THE PROBLEM: Each entry should be set down again verbatim, with the images omitted.

Items from an interface collection:
* * * * * * * * *

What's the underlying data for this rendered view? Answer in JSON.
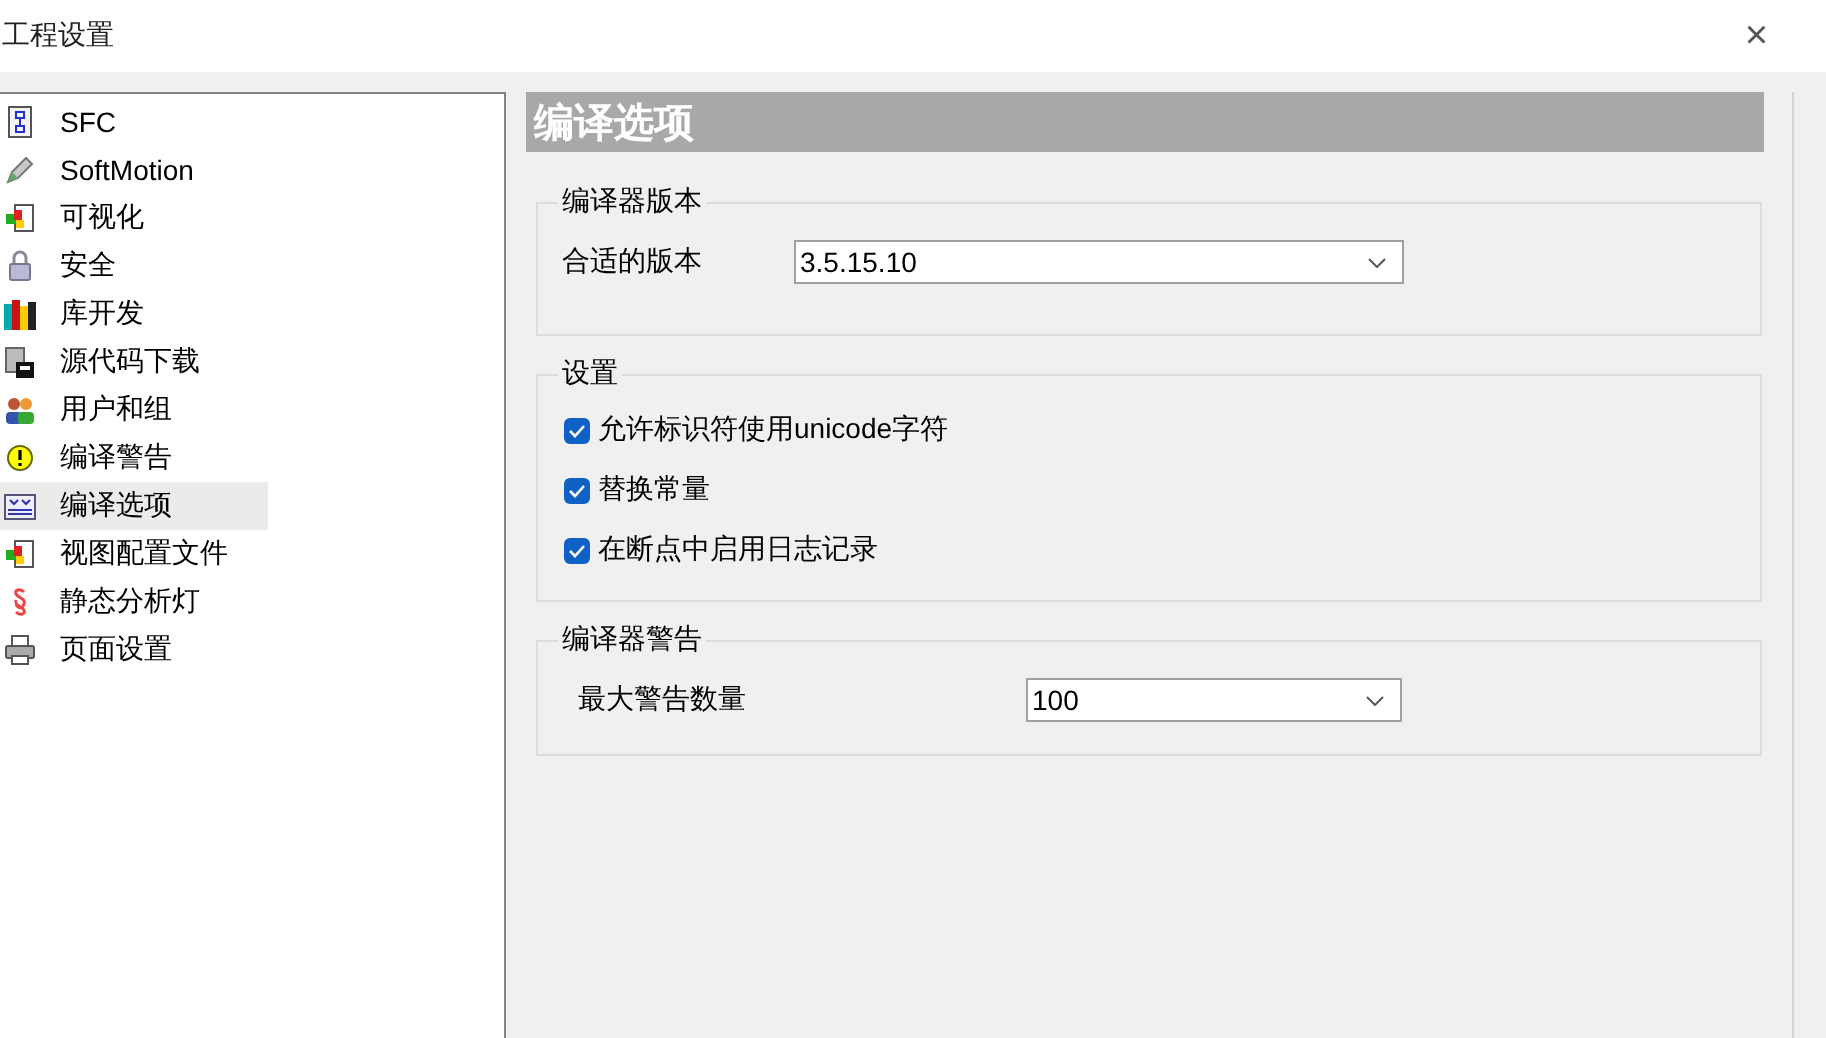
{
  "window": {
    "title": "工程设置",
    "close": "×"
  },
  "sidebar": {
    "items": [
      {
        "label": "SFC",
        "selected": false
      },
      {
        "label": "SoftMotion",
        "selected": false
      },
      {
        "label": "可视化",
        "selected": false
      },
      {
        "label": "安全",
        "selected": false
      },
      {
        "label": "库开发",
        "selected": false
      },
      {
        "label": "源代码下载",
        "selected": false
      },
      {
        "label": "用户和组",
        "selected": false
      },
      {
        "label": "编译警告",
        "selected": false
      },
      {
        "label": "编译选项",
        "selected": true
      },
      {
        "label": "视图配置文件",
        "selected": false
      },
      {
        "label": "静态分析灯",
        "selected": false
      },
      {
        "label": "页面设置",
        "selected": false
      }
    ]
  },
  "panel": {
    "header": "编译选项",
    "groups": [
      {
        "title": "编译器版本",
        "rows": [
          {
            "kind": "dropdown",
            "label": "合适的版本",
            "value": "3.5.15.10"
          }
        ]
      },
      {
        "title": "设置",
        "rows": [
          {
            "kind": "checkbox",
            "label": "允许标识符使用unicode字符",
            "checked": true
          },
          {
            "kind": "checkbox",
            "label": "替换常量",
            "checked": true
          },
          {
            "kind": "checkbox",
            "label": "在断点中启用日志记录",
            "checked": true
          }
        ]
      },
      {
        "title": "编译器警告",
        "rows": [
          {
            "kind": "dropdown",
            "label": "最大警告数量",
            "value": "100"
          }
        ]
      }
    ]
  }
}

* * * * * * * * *

ANSWER BOX:
What's the underlying data for this rendered view? Answer in JSON.
{
  "window": {
    "title": "工程设置",
    "close": "×"
  },
  "sidebar": {
    "items": [
      {
        "label": "SFC",
        "selected": false
      },
      {
        "label": "SoftMotion",
        "selected": false
      },
      {
        "label": "可视化",
        "selected": false
      },
      {
        "label": "安全",
        "selected": false
      },
      {
        "label": "库开发",
        "selected": false
      },
      {
        "label": "源代码下载",
        "selected": false
      },
      {
        "label": "用户和组",
        "selected": false
      },
      {
        "label": "编译警告",
        "selected": false
      },
      {
        "label": "编译选项",
        "selected": true
      },
      {
        "label": "视图配置文件",
        "selected": false
      },
      {
        "label": "静态分析灯",
        "selected": false
      },
      {
        "label": "页面设置",
        "selected": false
      }
    ]
  },
  "panel": {
    "header": "编译选项",
    "groups": [
      {
        "title": "编译器版本",
        "rows": [
          {
            "kind": "dropdown",
            "label": "合适的版本",
            "value": "3.5.15.10"
          }
        ]
      },
      {
        "title": "设置",
        "rows": [
          {
            "kind": "checkbox",
            "label": "允许标识符使用unicode字符",
            "checked": true
          },
          {
            "kind": "checkbox",
            "label": "替换常量",
            "checked": true
          },
          {
            "kind": "checkbox",
            "label": "在断点中启用日志记录",
            "checked": true
          }
        ]
      },
      {
        "title": "编译器警告",
        "rows": [
          {
            "kind": "dropdown",
            "label": "最大警告数量",
            "value": "100"
          }
        ]
      }
    ]
  }
}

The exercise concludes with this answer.